▶ [BRIEF] Copy the data precisely, keeping every character.

▶ [THE RECORDS]
*** Block opens ***
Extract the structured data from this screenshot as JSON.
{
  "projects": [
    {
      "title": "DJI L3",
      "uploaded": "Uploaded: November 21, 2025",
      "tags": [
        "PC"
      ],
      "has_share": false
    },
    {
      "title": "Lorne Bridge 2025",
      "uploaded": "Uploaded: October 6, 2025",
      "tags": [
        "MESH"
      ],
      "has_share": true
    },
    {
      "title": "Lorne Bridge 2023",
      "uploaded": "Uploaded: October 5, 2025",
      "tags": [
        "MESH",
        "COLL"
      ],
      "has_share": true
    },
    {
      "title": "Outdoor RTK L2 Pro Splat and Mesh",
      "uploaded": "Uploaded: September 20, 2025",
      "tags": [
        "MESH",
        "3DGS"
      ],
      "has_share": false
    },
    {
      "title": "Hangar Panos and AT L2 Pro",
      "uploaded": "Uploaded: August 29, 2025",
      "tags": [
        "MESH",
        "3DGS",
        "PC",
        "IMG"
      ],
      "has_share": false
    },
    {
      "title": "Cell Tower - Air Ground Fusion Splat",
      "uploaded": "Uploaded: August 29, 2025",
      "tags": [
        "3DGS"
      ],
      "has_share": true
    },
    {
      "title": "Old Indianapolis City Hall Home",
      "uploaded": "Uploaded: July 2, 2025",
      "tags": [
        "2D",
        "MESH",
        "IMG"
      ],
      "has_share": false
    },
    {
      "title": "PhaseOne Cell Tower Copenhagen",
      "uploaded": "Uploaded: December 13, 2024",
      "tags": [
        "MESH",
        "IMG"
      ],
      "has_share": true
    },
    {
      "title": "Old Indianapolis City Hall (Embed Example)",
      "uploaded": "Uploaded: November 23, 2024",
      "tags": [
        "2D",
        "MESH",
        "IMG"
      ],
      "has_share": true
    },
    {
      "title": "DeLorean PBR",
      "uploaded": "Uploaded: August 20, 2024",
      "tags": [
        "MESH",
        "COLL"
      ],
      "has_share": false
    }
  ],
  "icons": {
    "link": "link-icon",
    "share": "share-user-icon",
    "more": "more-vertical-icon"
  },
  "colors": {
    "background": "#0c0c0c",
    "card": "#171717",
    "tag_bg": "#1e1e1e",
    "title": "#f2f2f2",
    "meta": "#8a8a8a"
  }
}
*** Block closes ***
▶ [TASK RESPONSE]
Extract the structured data from this screenshot as JSON.
{
  "projects": [
    {
      "title": "DJI L3",
      "uploaded": "Uploaded: November 21, 2025",
      "tags": [
        "PC"
      ],
      "has_share": false
    },
    {
      "title": "Lorne Bridge 2025",
      "uploaded": "Uploaded: October 6, 2025",
      "tags": [
        "MESH"
      ],
      "has_share": true
    },
    {
      "title": "Lorne Bridge 2023",
      "uploaded": "Uploaded: October 5, 2025",
      "tags": [
        "MESH",
        "COLL"
      ],
      "has_share": true
    },
    {
      "title": "Outdoor RTK L2 Pro Splat and Mesh",
      "uploaded": "Uploaded: September 20, 2025",
      "tags": [
        "MESH",
        "3DGS"
      ],
      "has_share": false
    },
    {
      "title": "Hangar Panos and AT L2 Pro",
      "uploaded": "Uploaded: August 29, 2025",
      "tags": [
        "MESH",
        "3DGS",
        "PC",
        "IMG"
      ],
      "has_share": false
    },
    {
      "title": "Cell Tower - Air Ground Fusion Splat",
      "uploaded": "Uploaded: August 29, 2025",
      "tags": [
        "3DGS"
      ],
      "has_share": true
    },
    {
      "title": "Old Indianapolis City Hall Home",
      "uploaded": "Uploaded: July 2, 2025",
      "tags": [
        "2D",
        "MESH",
        "IMG"
      ],
      "has_share": false
    },
    {
      "title": "PhaseOne Cell Tower Copenhagen",
      "uploaded": "Uploaded: December 13, 2024",
      "tags": [
        "MESH",
        "IMG"
      ],
      "has_share": true
    },
    {
      "title": "Old Indianapolis City Hall (Embed Example)",
      "uploaded": "Uploaded: November 23, 2024",
      "tags": [
        "2D",
        "MESH",
        "IMG"
      ],
      "has_share": true
    },
    {
      "title": "DeLorean PBR",
      "uploaded": "Uploaded: August 20, 2024",
      "tags": [
        "MESH",
        "COLL"
      ],
      "has_share": false
    }
  ],
  "icons": {
    "link": "link-icon",
    "share": "share-user-icon",
    "more": "more-vertical-icon"
  },
  "colors": {
    "background": "#0c0c0c",
    "card": "#171717",
    "tag_bg": "#1e1e1e",
    "title": "#f2f2f2",
    "meta": "#8a8a8a"
  }
}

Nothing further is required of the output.